“Someone’s sitting in the shade today because someone planted a tree a long time ago.”
— Warren Buffett
Investors can learn a lot from Warren Buffett, whose above quote teaches the importance of thinking about investment time horizon, and asking ourselves before buying any given stock: can we envision holding onto it for years — even a two-decade holding period possibly?
Suppose a “buy-and-hold” investor was considering an investment into Stanley Black & Decker Inc (NYSE: SWK) back in 2000: back then, such an investor may have been pondering this very same question. Had they answered “yes” to a full two-decade investment time horizon and then actually held for these past 20 years, here’s how that investment would have turned out.
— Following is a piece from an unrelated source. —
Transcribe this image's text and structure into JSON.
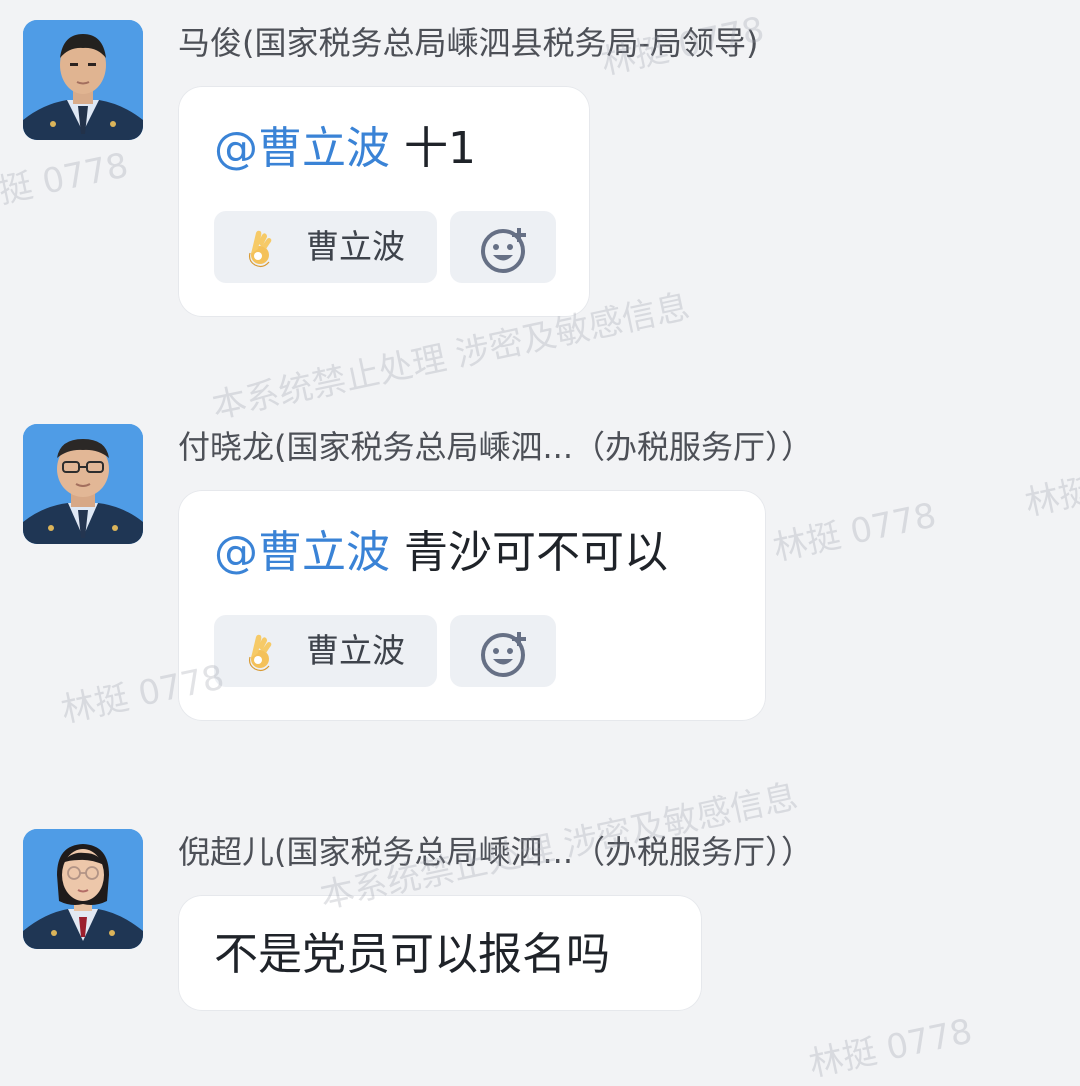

|Average annual return:||9.23%|
As we can see, the two-decade investment result worked out well, with an annualized rate of return of 9.23%. This would have turned a $10K investment made 20 years ago into $58,499.72 today (as of 05/06/2020). On a total return basis, that’s a result of 484.93% (something to think about: how might SWK shares perform over the next 20 years?). [These numbers were computed with the Dividend Channel DRIP Returns Calculator.]
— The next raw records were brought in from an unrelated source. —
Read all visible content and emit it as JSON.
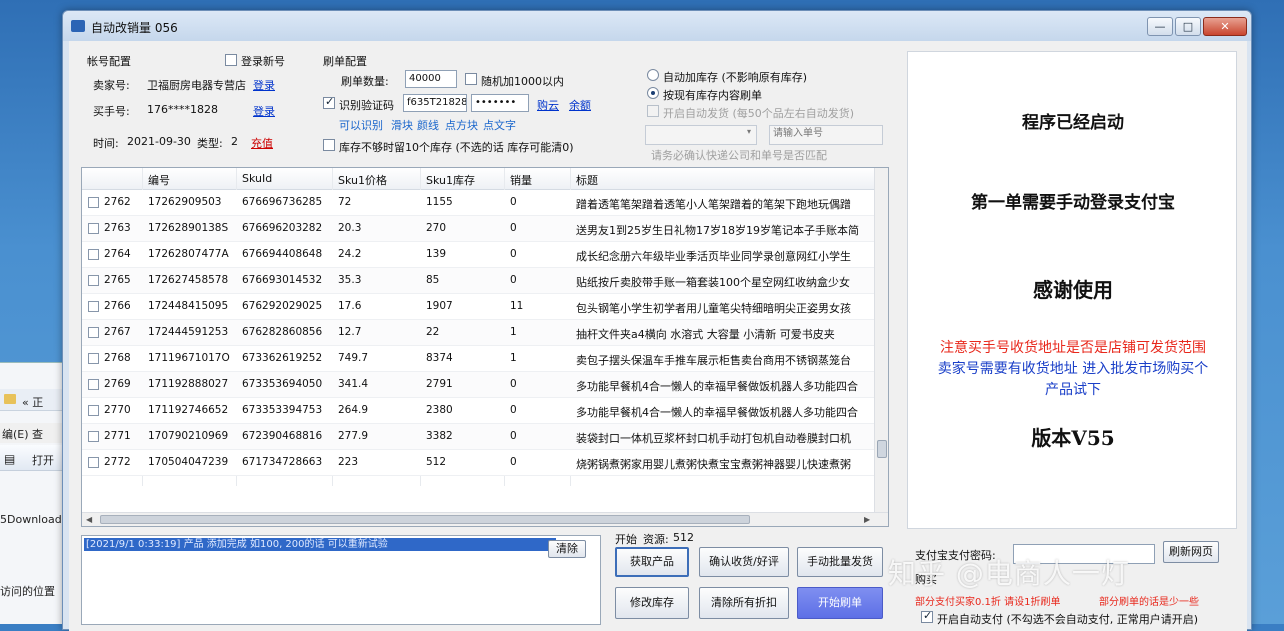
{
  "window": {
    "title": "自动改销量 056",
    "min_glyph": "—",
    "max_glyph": "□",
    "close_glyph": "✕"
  },
  "account": {
    "group_title": "帐号配置",
    "login_new_label": "登录新号",
    "seller_label": "卖家号:",
    "seller_value": "卫福厨房电器专营店",
    "seller_login": "登录",
    "buyer_label": "买手号:",
    "buyer_value": "176****1828",
    "buyer_login": "登录",
    "time_label": "时间:",
    "time_value": "2021-09-30",
    "type_label": "类型:",
    "type_value": "2",
    "recharge": "充值"
  },
  "order_cfg": {
    "group_title": "刷单配置",
    "qty_label": "刷单数量:",
    "qty_value": "40000",
    "random_label": "随机加1000以内",
    "captcha_label": "识别验证码",
    "captcha_user": "f635T21828",
    "captcha_pass": "•••••••",
    "buy_cloud": "购云",
    "balance": "余额",
    "can_recognize": "可以识别",
    "opt1": "滑块",
    "opt2": "颜线",
    "opt3": "点方块",
    "opt4": "点文字",
    "stock_limit_label": "库存不够时留10个库存 (不选的话 库存可能清0)"
  },
  "stock_cfg": {
    "auto_add_label": "自动加库存 (不影响原有库存)",
    "by_stock_label": "按现有库存内容刷单",
    "auto_ship_label": "开启自动发货 (每50个品左右自动发货)",
    "select_value": "",
    "order_input_placeholder": "请输入单号",
    "hint": "请务必确认快递公司和单号是否匹配"
  },
  "table": {
    "headers": [
      "编号",
      "SkuId",
      "Sku1价格",
      "Sku1库存",
      "销量",
      "标题"
    ],
    "rows": [
      {
        "no": "2762",
        "id": "17262909503",
        "sku": "676696736285",
        "price": "72",
        "stock": "1155",
        "sales": "0",
        "title": "蹭着透笔笔架蹭着透笔小人笔架蹭着的笔架下跑地玩偶蹭"
      },
      {
        "no": "2763",
        "id": "17262890138S",
        "sku": "676696203282",
        "price": "20.3",
        "stock": "270",
        "sales": "0",
        "title": "送男友1到25岁生日礼物17岁18岁19岁笔记本子手账本简"
      },
      {
        "no": "2764",
        "id": "17262807477A",
        "sku": "676694408648",
        "price": "24.2",
        "stock": "139",
        "sales": "0",
        "title": "成长纪念册六年级毕业季活页毕业同学录创意网红小学生"
      },
      {
        "no": "2765",
        "id": "172627458578",
        "sku": "676693014532",
        "price": "35.3",
        "stock": "85",
        "sales": "0",
        "title": "贴纸按斤卖胶带手账一箱套装100个星空网红收纳盒少女"
      },
      {
        "no": "2766",
        "id": "172448415095",
        "sku": "676292029025",
        "price": "17.6",
        "stock": "1907",
        "sales": "11",
        "title": "包头钢笔小学生初学者用儿童笔尖特细暗明尖正姿男女孩"
      },
      {
        "no": "2767",
        "id": "172444591253",
        "sku": "676282860856",
        "price": "12.7",
        "stock": "22",
        "sales": "1",
        "title": "抽杆文件夹a4横向 水溶式 大容量 小清新 可爱书皮夹"
      },
      {
        "no": "2768",
        "id": "17119671017O",
        "sku": "673362619252",
        "price": "749.7",
        "stock": "8374",
        "sales": "1",
        "title": "卖包子摆头保温车手推车展示柜售卖台商用不锈钢蒸笼台"
      },
      {
        "no": "2769",
        "id": "171192888027",
        "sku": "673353694050",
        "price": "341.4",
        "stock": "2791",
        "sales": "0",
        "title": "多功能早餐机4合一懒人的幸福早餐做饭机器人多功能四合"
      },
      {
        "no": "2770",
        "id": "171192746652",
        "sku": "673353394753",
        "price": "264.9",
        "stock": "2380",
        "sales": "0",
        "title": "多功能早餐机4合一懒人的幸福早餐做饭机器人多功能四合"
      },
      {
        "no": "2771",
        "id": "170790210969",
        "sku": "672390468816",
        "price": "277.9",
        "stock": "3382",
        "sales": "0",
        "title": "装袋封口一体机豆浆杯封口机手动打包机自动卷膜封口机"
      },
      {
        "no": "2772",
        "id": "170504047239",
        "sku": "671734728663",
        "price": "223",
        "stock": "512",
        "sales": "0",
        "title": "烧粥锅煮粥家用婴儿煮粥快煮宝宝煮粥神器婴儿快速煮粥"
      }
    ]
  },
  "log": {
    "line": "[2021/9/1 0:33:19]  产品 添加完成 如100, 200的话 可以重新试验",
    "clear": "清除"
  },
  "actions": {
    "start_label": "开始",
    "resources_label": "资源:",
    "resources_value": "512",
    "get_products": "获取产品",
    "confirm_receipt": "确认收货/好评",
    "manual_ship": "手动批量发货",
    "modify_stock": "修改库存",
    "clear_discount": "清除所有折扣",
    "start_order": "开始刷单"
  },
  "right_panel": {
    "line1": "程序已经启动",
    "line2": "第一单需要手动登录支付宝",
    "line3": "感谢使用",
    "note_red": "注意买手号收货地址是否是店铺可发货范围",
    "note_blue1": "卖家号需要有收货地址 进入批发市场购买个",
    "note_blue2": "产品试下",
    "version": "版本V55"
  },
  "payment": {
    "pwd_label": "支付宝支付密码:",
    "refresh": "刷新网页",
    "buyer_label": "购买",
    "red_line1": "部分支付买家0.1折 请设1折刷单",
    "red_line2": "部分刷单的话是少一些",
    "auto_pay_label": "开启自动支付 (不勾选不会自动支付, 正常用户请开启)"
  },
  "background_window": {
    "addr_text": "« 正",
    "menu_text": "编(E)  查",
    "open_text": "打开",
    "item1": "5Download",
    "item2": "访问的位置"
  },
  "watermark": "知乎 @电商人一灯",
  "colors": {
    "accent": "#2f68c8",
    "primary_button": "#5d6fe6",
    "red_note": "#e8281c",
    "blue_note": "#1a3fc8"
  }
}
Always an important consideration with a dividend-paying company is: should we reinvest our dividends?Over the past 20 years, Stanley Black & Decker Inc has paid $32.41/share in dividends. For the above analysis, we assume that the investor reinvests dividends into new shares of stock (for the above calculations, the reinvestment is performed using closing price on ex-div date for that dividend).
Based upon the most recent annualized dividend rate of 2.76/share, we calculate that SWK has a current yield of approximately 2.60%. Another interesting datapoint we can examine is ‘yield on cost’ — in other words, we can express the current annualized dividend of 2.76 against the original $29.75/share purchase price. This works out to a yield on cost of 8.74%.
Another great investment quote to think about:
“The individual investor should act consistently as an investor and not as a speculator. This means that he should be able to justify every purchase he makes and each price he pays by impersonal, objective reasoning that satisfies him that he is getting more than his money’s worth for his purchase.” — Benjamin Graham